**Items from an interface collection**:
──────────

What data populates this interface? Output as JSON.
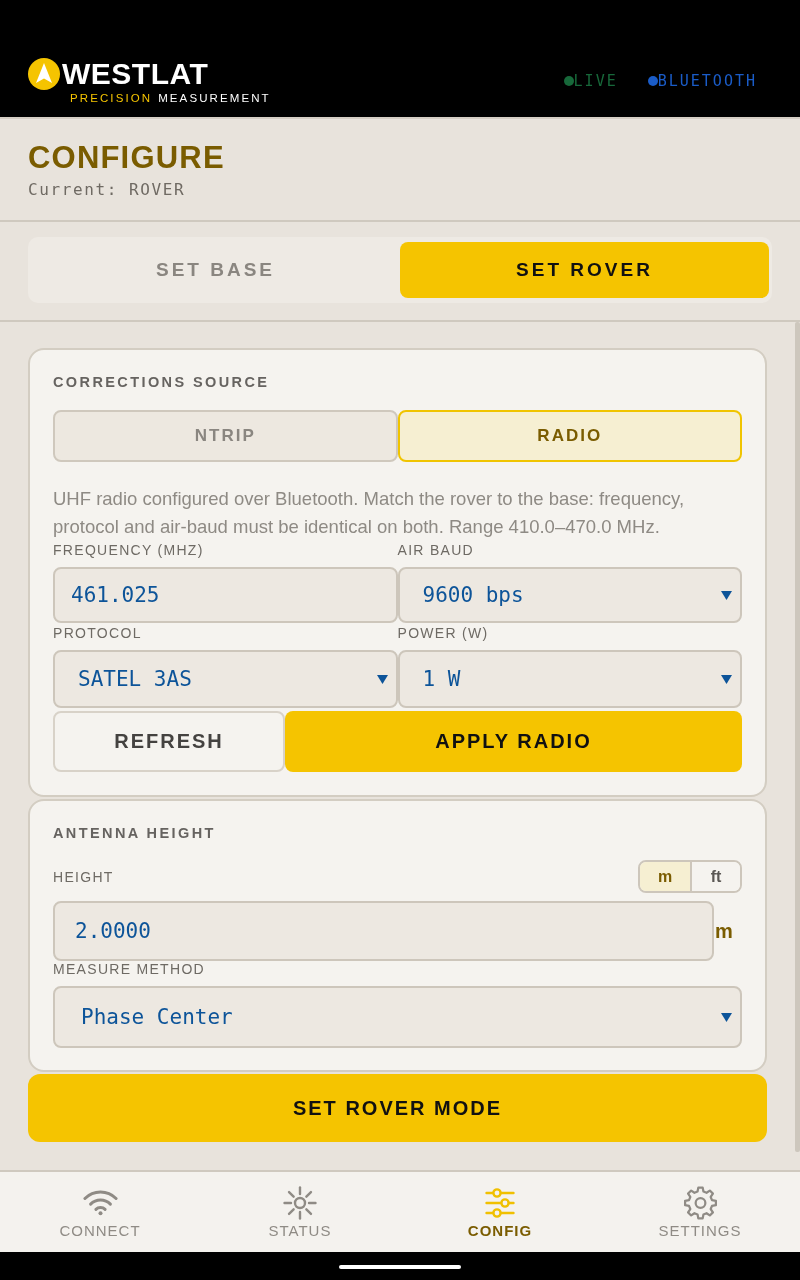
{
  "header": {
    "brand": "WESTLAT",
    "tagline_accent": "PRECISION",
    "tagline": "MEASUREMENT",
    "indicators": [
      {
        "label": "LIVE",
        "color": "#17683a"
      },
      {
        "label": "BLUETOOTH",
        "color": "#1a5cc8"
      }
    ]
  },
  "page": {
    "title": "CONFIGURE",
    "subtitle": "Current: ROVER"
  },
  "mode_tabs": [
    {
      "label": "SET BASE",
      "selected": false
    },
    {
      "label": "SET ROVER",
      "selected": true
    }
  ],
  "corrections": {
    "title": "CORRECTIONS SOURCE",
    "options": [
      {
        "label": "NTRIP",
        "selected": false
      },
      {
        "label": "RADIO",
        "selected": true
      }
    ],
    "description": "UHF radio configured over Bluetooth. Match the rover to the base: frequency, protocol and air-baud must be identical on both. Range 410.0–470.0 MHz.",
    "fields": [
      {
        "label": "FREQUENCY (MHZ)",
        "value": "461.025",
        "kind": "text"
      },
      {
        "label": "AIR BAUD",
        "value": "9600 bps",
        "kind": "select"
      },
      {
        "label": "PROTOCOL",
        "value": "SATEL 3AS",
        "kind": "select"
      },
      {
        "label": "POWER (W)",
        "value": "1 W",
        "kind": "select"
      }
    ],
    "buttons": [
      {
        "label": "REFRESH",
        "kind": "secondary"
      },
      {
        "label": "APPLY RADIO",
        "kind": "primary"
      }
    ]
  },
  "antenna": {
    "title": "ANTENNA HEIGHT",
    "height_label": "HEIGHT",
    "units": [
      {
        "label": "m",
        "selected": true
      },
      {
        "label": "ft",
        "selected": false
      }
    ],
    "height_value": "2.0000",
    "height_unit": "m",
    "method_label": "MEASURE METHOD",
    "method_value": "Phase Center"
  },
  "submit_button": "SET ROVER MODE",
  "bottom_nav": [
    {
      "label": "CONNECT",
      "selected": false
    },
    {
      "label": "STATUS",
      "selected": false
    },
    {
      "label": "CONFIG",
      "selected": true
    },
    {
      "label": "SETTINGS",
      "selected": false
    }
  ]
}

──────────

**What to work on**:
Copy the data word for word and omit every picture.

**Exercise output**:
What data populates this interface? Output as JSON.
{
  "header": {
    "brand": "WESTLAT",
    "tagline_accent": "PRECISION",
    "tagline": "MEASUREMENT",
    "indicators": [
      {
        "label": "LIVE",
        "color": "#17683a"
      },
      {
        "label": "BLUETOOTH",
        "color": "#1a5cc8"
      }
    ]
  },
  "page": {
    "title": "CONFIGURE",
    "subtitle": "Current: ROVER"
  },
  "mode_tabs": [
    {
      "label": "SET BASE",
      "selected": false
    },
    {
      "label": "SET ROVER",
      "selected": true
    }
  ],
  "corrections": {
    "title": "CORRECTIONS SOURCE",
    "options": [
      {
        "label": "NTRIP",
        "selected": false
      },
      {
        "label": "RADIO",
        "selected": true
      }
    ],
    "description": "UHF radio configured over Bluetooth. Match the rover to the base: frequency, protocol and air-baud must be identical on both. Range 410.0–470.0 MHz.",
    "fields": [
      {
        "label": "FREQUENCY (MHZ)",
        "value": "461.025",
        "kind": "text"
      },
      {
        "label": "AIR BAUD",
        "value": "9600 bps",
        "kind": "select"
      },
      {
        "label": "PROTOCOL",
        "value": "SATEL 3AS",
        "kind": "select"
      },
      {
        "label": "POWER (W)",
        "value": "1 W",
        "kind": "select"
      }
    ],
    "buttons": [
      {
        "label": "REFRESH",
        "kind": "secondary"
      },
      {
        "label": "APPLY RADIO",
        "kind": "primary"
      }
    ]
  },
  "antenna": {
    "title": "ANTENNA HEIGHT",
    "height_label": "HEIGHT",
    "units": [
      {
        "label": "m",
        "selected": true
      },
      {
        "label": "ft",
        "selected": false
      }
    ],
    "height_value": "2.0000",
    "height_unit": "m",
    "method_label": "MEASURE METHOD",
    "method_value": "Phase Center"
  },
  "submit_button": "SET ROVER MODE",
  "bottom_nav": [
    {
      "label": "CONNECT",
      "selected": false
    },
    {
      "label": "STATUS",
      "selected": false
    },
    {
      "label": "CONFIG",
      "selected": true
    },
    {
      "label": "SETTINGS",
      "selected": false
    }
  ]
}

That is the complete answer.